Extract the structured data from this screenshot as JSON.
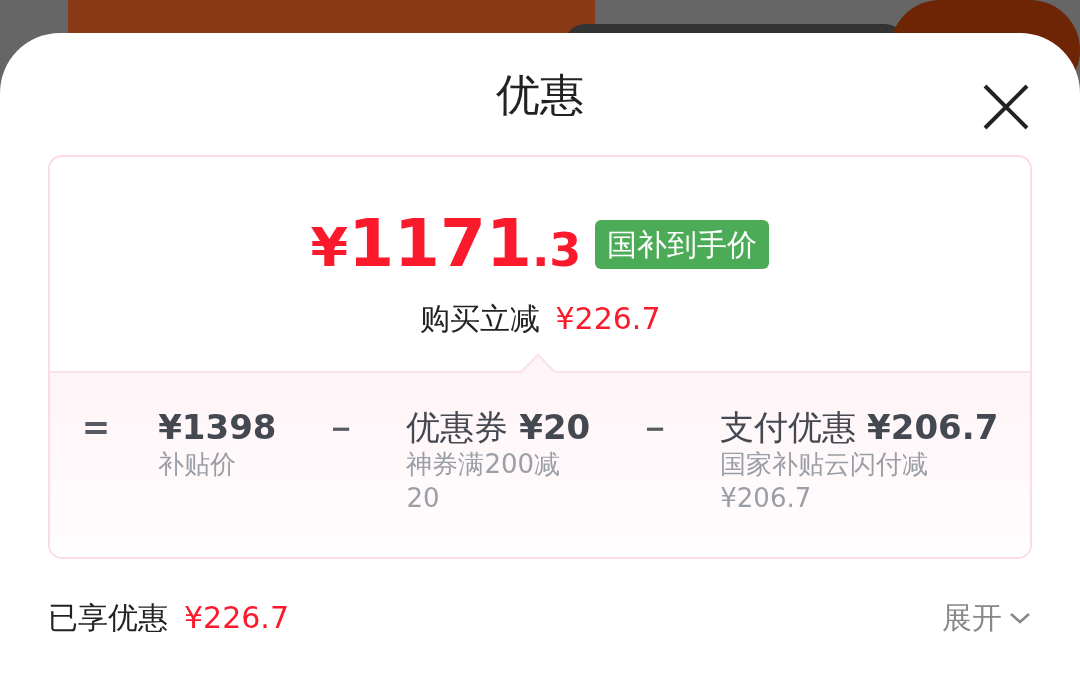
{
  "title": "优惠",
  "price": {
    "currency": "¥",
    "integer": "1171",
    "decimal": ".3",
    "badge": "国补到手价"
  },
  "instant_discount": {
    "label": "购买立减",
    "amount": "¥226.7"
  },
  "breakdown": [
    {
      "kind": "operator",
      "text": "="
    },
    {
      "kind": "term",
      "value": "¥1398",
      "note": "补贴价"
    },
    {
      "kind": "operator",
      "text": "－"
    },
    {
      "kind": "term",
      "label": "优惠券",
      "value": "¥20",
      "note": "神券满200减20"
    },
    {
      "kind": "operator",
      "text": "－"
    },
    {
      "kind": "term",
      "label": "支付优惠",
      "value": "¥206.7",
      "note": "国家补贴云闪付减¥206.7"
    }
  ],
  "summary": {
    "label": "已享优惠",
    "amount": "¥226.7",
    "toggle": "展开"
  }
}
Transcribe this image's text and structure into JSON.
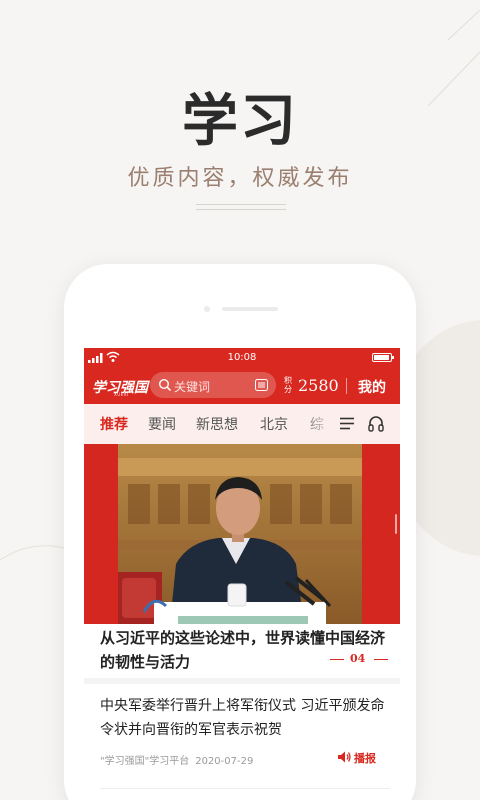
{
  "hero": {
    "title": "学习",
    "subtitle": "优质内容，权威发布"
  },
  "status_bar": {
    "time": "10:08"
  },
  "app_bar": {
    "logo_text": "学习强国",
    "logo_sub": "XUEXI",
    "search_placeholder": "关键词",
    "points_label": "积分",
    "points_value": "2580",
    "me_label": "我的"
  },
  "tabs": [
    {
      "label": "推荐",
      "active": true
    },
    {
      "label": "要闻",
      "active": false
    },
    {
      "label": "新思想",
      "active": false
    },
    {
      "label": "北京",
      "active": false
    },
    {
      "label": "综",
      "active": false
    }
  ],
  "feature": {
    "headline": "从习近平的这些论述中，世界读懂中国经济的韧性与活力",
    "page_number": "04"
  },
  "article": {
    "title": "中央军委举行晋升上将军衔仪式 习近平颁发命令状并向晋衔的军官表示祝贺",
    "source": "\"学习强国\"学习平台",
    "date": "2020-07-29",
    "broadcast_label": "播报"
  },
  "colors": {
    "brand_red": "#d8281f",
    "hero_subtitle": "#9b7f70",
    "background": "#f6f5f3"
  },
  "icons": [
    "signal-icon",
    "wifi-icon",
    "battery-icon",
    "search-icon",
    "menu-icon",
    "headphone-icon",
    "speaker-icon"
  ]
}
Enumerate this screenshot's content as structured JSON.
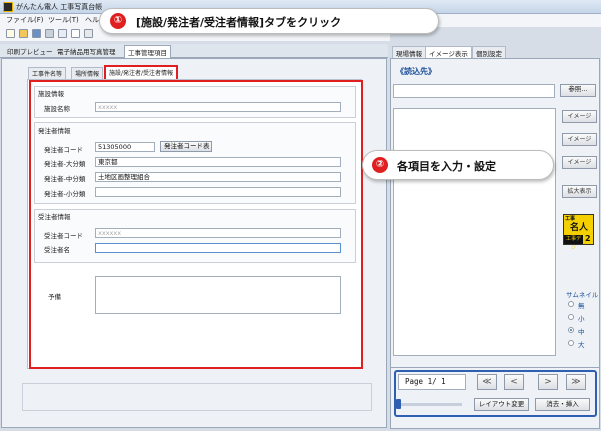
{
  "window": {
    "title": "がんたん電人 工事写真台帳"
  },
  "menu": {
    "items": [
      "ファイル(F)",
      "ツール(T)",
      "ヘル"
    ]
  },
  "main_tabs": [
    "印刷プレビュー",
    "電子納品用写真管理",
    "工事管理項目"
  ],
  "sub_tabs": [
    "工事件名等",
    "場所情報",
    "施設/発注者/受注者情報"
  ],
  "facility": {
    "section_title": "施設情報",
    "name_label": "施設名称",
    "name_value": "xxxxx"
  },
  "orderer": {
    "section_title": "発注者情報",
    "code_label": "発注者コード",
    "code_value": "51305000",
    "code_button": "発注者コード表",
    "major_label": "発注者-大分類",
    "major_value": "東京都",
    "middle_label": "発注者-中分類",
    "middle_value": "土地区画整理組合",
    "minor_label": "発注者-小分類",
    "minor_value": ""
  },
  "contractor": {
    "section_title": "受注者情報",
    "code_label": "受注者コード",
    "code_value": "xxxxxx",
    "name_label": "受注者名",
    "name_value": ""
  },
  "remarks": {
    "label": "予備"
  },
  "callouts": [
    {
      "num": "①",
      "text": "[施設/発注者/受注者情報]タブをクリック"
    },
    {
      "num": "②",
      "text": "各項目を入力・設定"
    }
  ],
  "right_panel": {
    "tabs": [
      "現場情報",
      "イメージ表示",
      "個別設定"
    ],
    "heading": "《読込先》",
    "browse_button": "参照...",
    "image_buttons": [
      "イメージ",
      "イメージ",
      "イメージ"
    ],
    "zoom_button": "拡大表示",
    "badge_text": [
      "工事",
      "名人",
      "工事デジ",
      "2"
    ],
    "thumbnail_label": "サムネイル",
    "thumbnail_options": [
      "無",
      "小",
      "中",
      "大"
    ],
    "thumbnail_selected": "中"
  },
  "bottom": {
    "page_label": "Page 1/ 1",
    "nav": [
      "≪",
      "<",
      ">",
      "≫"
    ],
    "layout_button": "レイアウト変更",
    "delete_insert_button": "消去・挿入"
  },
  "colors": {
    "highlight_red": "#e02020",
    "callout_num_bg": "#e02020",
    "nav_frame_blue": "#2f5fb0"
  }
}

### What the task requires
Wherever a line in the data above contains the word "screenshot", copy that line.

### Answer space
Extract the structured data from this screenshot as JSON.
Enumerate this screenshot's content as structured JSON.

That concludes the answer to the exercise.